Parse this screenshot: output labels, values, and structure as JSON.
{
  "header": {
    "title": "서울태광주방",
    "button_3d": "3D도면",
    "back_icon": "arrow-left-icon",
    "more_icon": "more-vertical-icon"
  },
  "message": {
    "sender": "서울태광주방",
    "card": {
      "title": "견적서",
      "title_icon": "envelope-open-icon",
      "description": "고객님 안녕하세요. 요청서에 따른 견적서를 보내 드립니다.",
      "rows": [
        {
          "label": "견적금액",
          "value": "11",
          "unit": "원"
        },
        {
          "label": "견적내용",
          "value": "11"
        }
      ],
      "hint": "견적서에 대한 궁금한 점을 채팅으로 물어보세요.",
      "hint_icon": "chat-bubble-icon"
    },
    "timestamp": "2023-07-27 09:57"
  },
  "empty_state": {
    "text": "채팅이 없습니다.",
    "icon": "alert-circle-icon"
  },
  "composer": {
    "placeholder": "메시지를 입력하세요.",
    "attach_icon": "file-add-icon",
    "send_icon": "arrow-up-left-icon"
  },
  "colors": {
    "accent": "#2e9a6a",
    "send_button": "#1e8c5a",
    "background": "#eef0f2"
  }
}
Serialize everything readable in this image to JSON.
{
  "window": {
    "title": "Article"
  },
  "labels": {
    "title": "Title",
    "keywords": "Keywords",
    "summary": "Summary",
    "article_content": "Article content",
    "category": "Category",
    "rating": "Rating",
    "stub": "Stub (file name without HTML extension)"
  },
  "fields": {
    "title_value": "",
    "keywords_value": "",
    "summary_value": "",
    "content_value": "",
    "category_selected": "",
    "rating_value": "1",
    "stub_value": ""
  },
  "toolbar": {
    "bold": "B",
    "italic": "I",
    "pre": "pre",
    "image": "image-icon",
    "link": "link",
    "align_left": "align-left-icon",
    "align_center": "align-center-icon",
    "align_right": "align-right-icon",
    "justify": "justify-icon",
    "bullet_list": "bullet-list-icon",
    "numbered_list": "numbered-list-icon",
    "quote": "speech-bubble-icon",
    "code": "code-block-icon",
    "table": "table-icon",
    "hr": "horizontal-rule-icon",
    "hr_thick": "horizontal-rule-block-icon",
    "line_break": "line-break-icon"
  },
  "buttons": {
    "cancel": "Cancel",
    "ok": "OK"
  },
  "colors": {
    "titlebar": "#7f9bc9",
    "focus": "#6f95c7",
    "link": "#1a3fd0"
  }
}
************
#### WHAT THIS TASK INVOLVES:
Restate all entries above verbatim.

#### FINAL ANSWER:
Parse this screenshot: output labels, values, and structure as JSON.
{
  "header": {
    "title": "서울태광주방",
    "button_3d": "3D도면",
    "back_icon": "arrow-left-icon",
    "more_icon": "more-vertical-icon"
  },
  "message": {
    "sender": "서울태광주방",
    "card": {
      "title": "견적서",
      "title_icon": "envelope-open-icon",
      "description": "고객님 안녕하세요. 요청서에 따른 견적서를 보내 드립니다.",
      "rows": [
        {
          "label": "견적금액",
          "value": "11",
          "unit": "원"
        },
        {
          "label": "견적내용",
          "value": "11"
        }
      ],
      "hint": "견적서에 대한 궁금한 점을 채팅으로 물어보세요.",
      "hint_icon": "chat-bubble-icon"
    },
    "timestamp": "2023-07-27 09:57"
  },
  "empty_state": {
    "text": "채팅이 없습니다.",
    "icon": "alert-circle-icon"
  },
  "composer": {
    "placeholder": "메시지를 입력하세요.",
    "attach_icon": "file-add-icon",
    "send_icon": "arrow-up-left-icon"
  },
  "colors": {
    "accent": "#2e9a6a",
    "send_button": "#1e8c5a",
    "background": "#eef0f2"
  }
}
Serialize everything readable in this image to JSON.
{
  "window": {
    "title": "Article"
  },
  "labels": {
    "title": "Title",
    "keywords": "Keywords",
    "summary": "Summary",
    "article_content": "Article content",
    "category": "Category",
    "rating": "Rating",
    "stub": "Stub (file name without HTML extension)"
  },
  "fields": {
    "title_value": "",
    "keywords_value": "",
    "summary_value": "",
    "content_value": "",
    "category_selected": "",
    "rating_value": "1",
    "stub_value": ""
  },
  "toolbar": {
    "bold": "B",
    "italic": "I",
    "pre": "pre",
    "image": "image-icon",
    "link": "link",
    "align_left": "align-left-icon",
    "align_center": "align-center-icon",
    "align_right": "align-right-icon",
    "justify": "justify-icon",
    "bullet_list": "bullet-list-icon",
    "numbered_list": "numbered-list-icon",
    "quote": "speech-bubble-icon",
    "code": "code-block-icon",
    "table": "table-icon",
    "hr": "horizontal-rule-icon",
    "hr_thick": "horizontal-rule-block-icon",
    "line_break": "line-break-icon"
  },
  "buttons": {
    "cancel": "Cancel",
    "ok": "OK"
  },
  "colors": {
    "titlebar": "#7f9bc9",
    "focus": "#6f95c7",
    "link": "#1a3fd0"
  }
}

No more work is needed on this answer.